“Don’t cry because it’s over. Smile because it happened.”

TM Amran Jamaluddin believed that there is always a reason to whatever that has happened. There is nothing wrong with crying over it. However, it is also important to be proud of what you have done. Be proud that you’ve done your best, put on a smile and try again.

“Sometimes the question is complicated, but the answer is simple.”

“But isn’t that just life?” Nothing too complicated has occurred in TM Faiz’s life. In fact, he thinks that life is simple and it is people who make it complicated. He advised for all who are lost to stop, take a deep breath, smell the roses and ask for help.

“Why fit in when you were born to stand out?”

Ruey Chong Narcis, ACB, ALB, does not look, think or act like a local. Yet, she is local. She grew up being placed where she did not fit in. She was part of an academically-gifted class, though she did not feel as smart. She was only able to perform well in exams because she was better at handling stress. The working culture of ‘yes, boss’ did not fare well with her personal work ethics either. It would be easier to conform and try to fit in. However, there are times when she would prefer to be true to herself.

Ruey Chong Narcis, ACB, ALB receiving her Best Table Topic Ribbon

Ruey Chong Narcis, ACB, ALB receiving her Best Table Topic Ribbon

Well said, and congratulations on winning the Best Table Topics ribbon, Ruey!

Team of evaluators

Team of evaluators

Farhan JafarAli CC, CL receiving his Best Evaluator Ribbon

Farhan JafarAli CC, CL receiving his Best Evaluator Ribbon

Another ribbon winner (and typo victim) was Farhan Jafar Ali, CC, CL. Well done on your speech evaluation and congratulations on your first Best Evaluator ribbon!

Hazwan Kamarulzaman, ACB, ALB giving member's feedback

Hazwan Kamarulzaman, ACB, ALB giving member’s feedback

The meeting last Tuesday was filled with many inspirations. Sometimes, it’s not about how well you can do a task, but how badly you want to get to where it will take you. If you want to achieve your own personal goals, you need to change your mind set to focus on long-term learning. Stand out with the best attitude. When failure hits you, cry then try again. Achieving success can seem complicated, but it really is that simple.

TM Gerald Goh as Vice President Public Relations receiving guest comment
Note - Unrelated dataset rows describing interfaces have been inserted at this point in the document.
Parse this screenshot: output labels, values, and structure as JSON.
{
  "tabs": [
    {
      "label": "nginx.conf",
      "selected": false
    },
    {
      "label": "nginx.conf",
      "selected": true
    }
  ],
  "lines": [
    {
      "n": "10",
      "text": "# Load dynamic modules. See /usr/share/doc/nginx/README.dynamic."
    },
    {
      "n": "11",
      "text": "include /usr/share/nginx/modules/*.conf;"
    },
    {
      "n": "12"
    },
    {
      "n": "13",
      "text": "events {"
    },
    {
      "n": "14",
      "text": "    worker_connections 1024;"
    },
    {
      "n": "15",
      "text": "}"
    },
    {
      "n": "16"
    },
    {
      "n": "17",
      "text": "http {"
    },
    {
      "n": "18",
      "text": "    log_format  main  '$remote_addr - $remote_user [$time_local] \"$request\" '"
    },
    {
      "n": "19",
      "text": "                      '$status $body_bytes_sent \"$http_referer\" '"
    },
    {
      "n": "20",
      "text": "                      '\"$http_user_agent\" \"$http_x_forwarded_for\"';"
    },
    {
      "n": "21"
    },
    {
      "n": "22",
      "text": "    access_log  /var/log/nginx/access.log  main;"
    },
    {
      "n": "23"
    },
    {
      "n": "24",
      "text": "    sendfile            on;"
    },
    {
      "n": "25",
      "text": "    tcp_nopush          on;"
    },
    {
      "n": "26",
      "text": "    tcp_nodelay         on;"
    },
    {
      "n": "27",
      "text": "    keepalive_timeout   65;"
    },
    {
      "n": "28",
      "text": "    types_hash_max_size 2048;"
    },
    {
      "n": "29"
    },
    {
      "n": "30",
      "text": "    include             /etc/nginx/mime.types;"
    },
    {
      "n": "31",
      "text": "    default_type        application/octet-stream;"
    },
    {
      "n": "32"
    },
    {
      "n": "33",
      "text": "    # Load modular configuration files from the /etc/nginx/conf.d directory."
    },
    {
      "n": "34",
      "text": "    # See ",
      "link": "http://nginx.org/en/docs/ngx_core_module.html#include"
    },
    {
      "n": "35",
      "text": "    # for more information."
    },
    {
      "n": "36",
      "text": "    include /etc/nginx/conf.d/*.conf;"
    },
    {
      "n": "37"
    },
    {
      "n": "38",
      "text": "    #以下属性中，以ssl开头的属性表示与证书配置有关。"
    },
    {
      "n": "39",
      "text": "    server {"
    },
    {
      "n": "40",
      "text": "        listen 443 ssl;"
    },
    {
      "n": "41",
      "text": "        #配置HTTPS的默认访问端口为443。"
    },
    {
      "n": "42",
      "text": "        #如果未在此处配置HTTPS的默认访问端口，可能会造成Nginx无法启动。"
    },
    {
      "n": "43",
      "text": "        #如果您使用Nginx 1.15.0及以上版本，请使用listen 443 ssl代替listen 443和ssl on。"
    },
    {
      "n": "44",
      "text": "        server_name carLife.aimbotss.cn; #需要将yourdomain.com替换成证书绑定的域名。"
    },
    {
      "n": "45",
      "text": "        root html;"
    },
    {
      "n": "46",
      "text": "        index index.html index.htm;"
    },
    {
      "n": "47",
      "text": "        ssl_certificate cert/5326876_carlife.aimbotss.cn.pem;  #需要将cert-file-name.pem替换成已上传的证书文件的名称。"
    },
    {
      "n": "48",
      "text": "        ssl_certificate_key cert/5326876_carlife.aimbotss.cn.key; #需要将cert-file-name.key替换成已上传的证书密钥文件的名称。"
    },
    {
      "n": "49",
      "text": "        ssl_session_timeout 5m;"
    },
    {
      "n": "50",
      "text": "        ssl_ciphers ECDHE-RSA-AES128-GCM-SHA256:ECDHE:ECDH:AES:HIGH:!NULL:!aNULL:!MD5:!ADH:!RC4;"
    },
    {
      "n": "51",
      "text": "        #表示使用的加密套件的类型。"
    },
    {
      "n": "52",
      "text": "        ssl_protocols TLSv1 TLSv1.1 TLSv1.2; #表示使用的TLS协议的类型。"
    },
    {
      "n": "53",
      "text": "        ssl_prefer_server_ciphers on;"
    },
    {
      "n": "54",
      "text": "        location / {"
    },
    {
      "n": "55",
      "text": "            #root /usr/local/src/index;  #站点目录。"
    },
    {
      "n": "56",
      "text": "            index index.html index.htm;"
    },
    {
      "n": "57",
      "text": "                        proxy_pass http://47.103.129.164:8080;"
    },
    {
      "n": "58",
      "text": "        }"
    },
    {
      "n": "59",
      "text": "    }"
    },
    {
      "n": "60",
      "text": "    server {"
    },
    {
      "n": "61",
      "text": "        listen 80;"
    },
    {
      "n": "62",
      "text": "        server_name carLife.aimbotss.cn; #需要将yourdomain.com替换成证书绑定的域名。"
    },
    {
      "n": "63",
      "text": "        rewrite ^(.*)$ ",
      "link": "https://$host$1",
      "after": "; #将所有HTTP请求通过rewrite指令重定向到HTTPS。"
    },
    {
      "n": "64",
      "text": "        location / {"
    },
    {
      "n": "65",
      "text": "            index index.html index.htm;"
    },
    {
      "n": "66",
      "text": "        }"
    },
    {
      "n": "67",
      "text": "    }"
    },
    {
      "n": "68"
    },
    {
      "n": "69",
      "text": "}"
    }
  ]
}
TM Gerald Goh as Vice President Public Relations receiving guest comment

Written by;

TM Rahmat Tarsat

Photography by;

TM Gerald Goh / Reuben Chin, ACS, ALB